Progressive retinal atrophy is a combination of eye diseases that eventually results in the destruction of the retina, leading to blindness. Labrador retrievers often inherit a form of progressive retinal atrophy called progressive rod-cone degeneration, which damages the retina’s rod cells. Rod cells help the eyes see in dim lighting, so the first sign of the disease is usually night blindness. If you notice that your dog doesn’t like to go outside at night, it may be a warning sign. Take your dog to the veterinarian immediately if you see this.
Joint Problems in Labrador’s
Joint problems are common in dogs as they age, especially in Labrador retrievers. Three of the most common joint problems in labs are arthritis, hip dysplasia, and elbow dysplasia.
Arthritis occurs when the smooth cartilage in a joint wears down and becomes rougher, which makes the bones rub together. The disease is common in aging dogs, but it’s not unavoidable. You can take steps to prevent arthritis in your lab by controlling his weight from a young age. Also, keeping his feet and toenails in good condition so he can always walk normally will lower his risk of developing arthritis.
Hip Dysplasia is a genetic condition that is characterized by the abnormal development of the joint in the hip, which causes difficulty walking and running. If you notice your dog is bunny hopping or limping, it could be a sign of hip dysplasia. Labrador retrievers with hip dysplasia are at an increased risk of arthritis, so it’s best to care for the problem as early as possible. Treatments include surgery and medical therapy.
Elbow dysplasia is a combination of multiple congenital elbow diseases. When a lab’s elbow joints are malformed or distorted, it can lead to cartilage and bone damage, resulting in osteoarthritis. If your lab shows a lameness in one of his front limbs, you should have him checked for elbow dysplasia. Surgery is the best option for treating this issue.
Nervous System Problems in Labrador Retrievers
Many nervous system problems are more severe than eye or joint problems, but they can usually be treated or controlled. Two of the most common nervous system health concerns in Labrador retrievers are hereditary myopathy and epilepsy.
Hereditary myopathy is inherited genetically and is characterized by the gradual degeneration of the skeletal muscles. The disease usually begins when a lab is between five and eight months old. If your lab begins showing signs of intolerance to exercise, bunny hopping while running, collapsing after small exertions of energy, and struggling to lift his head up, he could have hereditary myopathy. Fortunately, the condition usually stabilizes by the time the lab is between 10 and 12 months old, and he can continue to live a normal, happy, and energetic life.
Epilepsy issues in Labrador Retrievers
Epilepsy, which is caused by abnormalities in the brain, is characterized by seizures and is sometimes idiopathic.

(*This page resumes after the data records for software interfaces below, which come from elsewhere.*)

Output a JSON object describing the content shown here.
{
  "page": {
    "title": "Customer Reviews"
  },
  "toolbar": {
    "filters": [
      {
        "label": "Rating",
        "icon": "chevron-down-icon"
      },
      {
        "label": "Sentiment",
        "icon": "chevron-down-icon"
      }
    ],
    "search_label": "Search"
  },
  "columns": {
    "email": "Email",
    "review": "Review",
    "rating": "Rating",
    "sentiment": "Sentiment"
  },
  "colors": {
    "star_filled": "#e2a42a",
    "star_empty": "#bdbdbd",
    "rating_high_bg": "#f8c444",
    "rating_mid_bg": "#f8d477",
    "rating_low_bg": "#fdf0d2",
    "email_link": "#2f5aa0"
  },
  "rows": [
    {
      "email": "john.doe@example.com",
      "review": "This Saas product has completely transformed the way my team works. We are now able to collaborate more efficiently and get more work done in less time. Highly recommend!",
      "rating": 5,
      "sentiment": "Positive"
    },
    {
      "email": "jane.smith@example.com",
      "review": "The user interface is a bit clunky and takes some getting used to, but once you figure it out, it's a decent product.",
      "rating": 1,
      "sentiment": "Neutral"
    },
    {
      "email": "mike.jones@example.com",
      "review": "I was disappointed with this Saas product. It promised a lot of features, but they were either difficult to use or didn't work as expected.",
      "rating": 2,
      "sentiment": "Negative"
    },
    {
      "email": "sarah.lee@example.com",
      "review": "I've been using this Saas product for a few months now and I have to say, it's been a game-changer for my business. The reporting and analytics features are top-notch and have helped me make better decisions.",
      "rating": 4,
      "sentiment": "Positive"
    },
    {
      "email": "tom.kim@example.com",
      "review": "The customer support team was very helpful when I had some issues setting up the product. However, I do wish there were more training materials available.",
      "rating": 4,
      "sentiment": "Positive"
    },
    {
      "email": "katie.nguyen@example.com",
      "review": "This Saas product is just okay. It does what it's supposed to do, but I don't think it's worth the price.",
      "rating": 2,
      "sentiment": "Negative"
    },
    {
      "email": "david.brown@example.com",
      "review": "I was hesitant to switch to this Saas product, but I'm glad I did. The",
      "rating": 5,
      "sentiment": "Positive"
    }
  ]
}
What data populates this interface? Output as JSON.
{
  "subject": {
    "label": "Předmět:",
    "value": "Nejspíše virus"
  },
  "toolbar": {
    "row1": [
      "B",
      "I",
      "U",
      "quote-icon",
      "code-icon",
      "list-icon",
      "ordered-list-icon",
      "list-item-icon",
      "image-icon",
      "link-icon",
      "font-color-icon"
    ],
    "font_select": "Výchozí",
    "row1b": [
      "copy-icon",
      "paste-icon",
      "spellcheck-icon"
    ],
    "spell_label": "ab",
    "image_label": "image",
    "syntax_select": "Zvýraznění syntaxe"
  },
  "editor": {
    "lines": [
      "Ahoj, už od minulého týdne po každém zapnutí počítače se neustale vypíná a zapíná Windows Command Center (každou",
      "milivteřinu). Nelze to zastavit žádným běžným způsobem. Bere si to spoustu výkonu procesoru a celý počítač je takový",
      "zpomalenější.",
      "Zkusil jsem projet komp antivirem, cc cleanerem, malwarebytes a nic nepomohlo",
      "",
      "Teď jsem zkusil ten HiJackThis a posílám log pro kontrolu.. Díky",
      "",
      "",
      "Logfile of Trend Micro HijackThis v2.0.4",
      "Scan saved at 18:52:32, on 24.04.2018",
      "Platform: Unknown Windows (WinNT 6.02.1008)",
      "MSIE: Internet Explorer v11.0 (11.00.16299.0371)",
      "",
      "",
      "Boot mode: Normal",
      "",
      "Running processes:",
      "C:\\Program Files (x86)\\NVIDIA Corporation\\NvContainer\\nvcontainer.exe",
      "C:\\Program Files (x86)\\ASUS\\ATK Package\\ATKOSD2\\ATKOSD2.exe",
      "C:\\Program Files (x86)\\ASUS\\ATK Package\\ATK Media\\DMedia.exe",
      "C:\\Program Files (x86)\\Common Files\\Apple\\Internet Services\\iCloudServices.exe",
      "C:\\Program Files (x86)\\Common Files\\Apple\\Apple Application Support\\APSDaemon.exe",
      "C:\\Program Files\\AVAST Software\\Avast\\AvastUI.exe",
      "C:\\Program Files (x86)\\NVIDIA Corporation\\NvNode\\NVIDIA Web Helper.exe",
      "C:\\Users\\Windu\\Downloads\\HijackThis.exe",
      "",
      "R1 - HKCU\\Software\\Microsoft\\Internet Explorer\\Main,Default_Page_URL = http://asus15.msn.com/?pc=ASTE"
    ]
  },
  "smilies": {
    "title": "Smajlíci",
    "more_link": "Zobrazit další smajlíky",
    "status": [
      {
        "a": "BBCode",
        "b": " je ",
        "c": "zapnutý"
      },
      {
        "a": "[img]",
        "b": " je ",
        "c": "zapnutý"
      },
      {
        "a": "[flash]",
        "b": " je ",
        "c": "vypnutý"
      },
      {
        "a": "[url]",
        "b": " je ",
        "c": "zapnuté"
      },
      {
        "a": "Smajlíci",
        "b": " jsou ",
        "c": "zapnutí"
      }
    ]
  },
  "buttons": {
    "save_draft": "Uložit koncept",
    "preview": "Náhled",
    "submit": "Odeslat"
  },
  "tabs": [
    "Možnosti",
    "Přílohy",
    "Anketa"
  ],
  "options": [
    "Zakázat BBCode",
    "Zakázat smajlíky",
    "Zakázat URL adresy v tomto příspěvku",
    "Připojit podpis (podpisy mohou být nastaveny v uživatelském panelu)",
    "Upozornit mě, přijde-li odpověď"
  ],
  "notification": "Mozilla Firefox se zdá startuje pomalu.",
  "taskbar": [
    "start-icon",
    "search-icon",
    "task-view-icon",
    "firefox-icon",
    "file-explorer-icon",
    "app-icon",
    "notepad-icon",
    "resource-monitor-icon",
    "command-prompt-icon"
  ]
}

In Labrador retrievers, epilepsy usually begins at five months and five years. Common treatments include drugs like potassium bromide and Phenobarbital, both of which control the frequency and severity of the seizures.
Not all sudden behavioral changes in your lab are signs of a health concern. However, you can usually notice a health problem in your dog from a sudden change in their behavior. Most labs are extremely playful and friendly, so if your energetic lab becomes quiet, withdrawn, and inactive, there may be a problem. You lab’s health and well being rests in your hands, so always be sure to stay aware of changes in behavior, and stay on the lookout for other signs of health problems. Even if you don’t think a problem is severe of if you’re unsure whether your lab has a problem at all, it’s always better to get a problem checked out early on and get the sinking boat back on sail.